I’ve always had a love/hate relationship with flying.
On the one hand, of course, flying certainly is time-efficient for getting to destinations. And it’s often a beautiful, awe-inspiring view from up there, isn’t it?
On the other hand, I’ve always been one of those ‘flying doubters’ who, trusted science notwithstanding, isn’t sure how those huge things get off the ground. I can’t always make a whole flight without seventeen irrational fears invading my thoughts. Looking down from a plane’s window is a curious mixture of majesty and discomfort.
The love and the hate butted heads in my 30s. I had read several of Richard Bach’s books. I was captured by his love of flying and that sky which is always perfect. (I still love those books.) I think that was the motivating factor, but for whatever reason, I decided to take flying lessons.
My flight instructor was a great guy and an accomplished pilot. He knew his stuff, and I liked him. But I had a tough time learning from him. Perhaps it was his style, perhaps it was my uncertainty – doesn’t matter.

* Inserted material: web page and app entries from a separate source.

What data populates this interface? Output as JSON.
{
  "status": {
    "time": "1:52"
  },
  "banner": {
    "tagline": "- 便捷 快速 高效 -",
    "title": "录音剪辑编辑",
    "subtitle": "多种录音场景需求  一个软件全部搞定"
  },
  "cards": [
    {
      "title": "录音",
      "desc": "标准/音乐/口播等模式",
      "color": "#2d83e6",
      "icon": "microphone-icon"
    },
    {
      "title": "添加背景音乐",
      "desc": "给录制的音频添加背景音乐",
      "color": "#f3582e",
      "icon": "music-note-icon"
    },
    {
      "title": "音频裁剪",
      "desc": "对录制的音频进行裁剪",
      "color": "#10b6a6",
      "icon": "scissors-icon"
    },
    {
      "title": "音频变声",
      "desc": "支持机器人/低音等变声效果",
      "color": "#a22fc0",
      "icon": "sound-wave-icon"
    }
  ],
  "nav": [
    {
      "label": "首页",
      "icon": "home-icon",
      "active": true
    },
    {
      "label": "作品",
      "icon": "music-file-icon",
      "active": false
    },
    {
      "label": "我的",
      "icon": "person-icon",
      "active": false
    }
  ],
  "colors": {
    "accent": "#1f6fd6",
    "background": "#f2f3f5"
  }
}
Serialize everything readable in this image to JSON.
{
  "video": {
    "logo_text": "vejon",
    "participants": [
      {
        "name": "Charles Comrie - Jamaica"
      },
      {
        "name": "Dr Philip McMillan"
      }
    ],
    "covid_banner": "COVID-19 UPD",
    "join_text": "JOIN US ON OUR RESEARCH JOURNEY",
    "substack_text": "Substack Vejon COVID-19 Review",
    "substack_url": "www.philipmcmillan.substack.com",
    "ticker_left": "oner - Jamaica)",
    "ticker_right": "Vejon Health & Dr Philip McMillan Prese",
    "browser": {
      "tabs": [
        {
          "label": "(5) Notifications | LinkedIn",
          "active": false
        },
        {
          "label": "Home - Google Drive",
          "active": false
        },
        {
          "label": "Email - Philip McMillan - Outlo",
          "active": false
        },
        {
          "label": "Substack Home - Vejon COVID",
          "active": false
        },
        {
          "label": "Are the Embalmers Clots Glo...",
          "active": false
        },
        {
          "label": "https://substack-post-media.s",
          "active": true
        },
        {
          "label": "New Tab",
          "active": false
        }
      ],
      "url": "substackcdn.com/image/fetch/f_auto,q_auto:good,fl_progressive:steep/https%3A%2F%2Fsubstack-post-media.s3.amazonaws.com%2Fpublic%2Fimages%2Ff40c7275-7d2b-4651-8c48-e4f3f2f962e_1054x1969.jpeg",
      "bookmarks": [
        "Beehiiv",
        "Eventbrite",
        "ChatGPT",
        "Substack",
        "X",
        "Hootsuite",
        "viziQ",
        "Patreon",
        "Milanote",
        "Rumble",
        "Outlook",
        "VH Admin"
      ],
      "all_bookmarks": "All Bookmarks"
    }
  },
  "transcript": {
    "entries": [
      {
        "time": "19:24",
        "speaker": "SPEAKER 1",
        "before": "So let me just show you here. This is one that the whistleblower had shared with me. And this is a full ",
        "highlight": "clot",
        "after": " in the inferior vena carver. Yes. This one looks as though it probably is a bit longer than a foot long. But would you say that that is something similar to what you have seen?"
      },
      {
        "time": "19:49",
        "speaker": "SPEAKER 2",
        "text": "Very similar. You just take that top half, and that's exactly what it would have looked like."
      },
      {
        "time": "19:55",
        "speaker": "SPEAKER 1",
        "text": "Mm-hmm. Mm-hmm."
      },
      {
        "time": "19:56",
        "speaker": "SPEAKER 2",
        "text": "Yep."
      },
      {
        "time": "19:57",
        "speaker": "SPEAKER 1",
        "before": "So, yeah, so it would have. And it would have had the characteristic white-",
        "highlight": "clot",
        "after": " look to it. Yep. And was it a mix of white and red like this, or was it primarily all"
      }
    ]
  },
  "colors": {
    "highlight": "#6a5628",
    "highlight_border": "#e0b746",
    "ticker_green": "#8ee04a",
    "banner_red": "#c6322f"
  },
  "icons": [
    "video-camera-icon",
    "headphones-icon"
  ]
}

What would happen is that we’d be up there on the downwind leg (before turning twice to land), and he’d start rattling off a list of ‘things to do’. “OK, bring the speed down, trim the flaps, prepare to turn” and several other instructions which rapidly blended together into one blur of sound. I’d be doing one thing and miss two of the instructions. Some students take to flying instantly, but I wasn’t one of them.
It was then that I gained an appreciation of how hard it must be to teach flying to folks that don’t ‘take to it’ instantly. And it was then that I gained a fresher perspective of the teaching/learning dichotomy.
My perspective about learning came from the fact that, if I was going to do this, I wanted to by-gosh learn to fly, and not just ‘pass the test’. I wanted to know what I was doing. I wouldn’t have time to encounter a situation for which I would have to think “Ack, what was I supposed to do here?” (This came perilously close to happening once.)
And my new perspectives about teaching came, of course, from that fact that I taught a subject which – like flying- not everyone quickly takes to. (Did anyone compare my rattling-off-instructions description to their math classroom?)
How many of us still believe that teaching consists of providing a ‘here’s what to do’ list, and that all students successfully and naturally learn that way? (And, even if they ‘pass the test’, do they by-gosh know?)
Isn’t it interesting then, that in our system – at any level – a teacher routinely enters a class with some students who instantly take to the subject(s), and handfuls of others who don’t. Then, we and the system expect all those students to be equally challenged and to all end up at some ‘proficiency level’ at the same time. And we become worried if they don’t. This is especially true in my discipline for which the extremes of ‘drawn to’ and ‘repelled by’ are as varied as those of flying. It’s a huge challenge that we don’t always address too creatively. Several topics are still begging for more attention here, but I must close.
I eventually learned to fly. I survived all my solo hours and cross-country trips. Moreover, I learned lessons beyond ‘flying’. My experiences in the cockpit provided valuable insights that followed me into the classroom.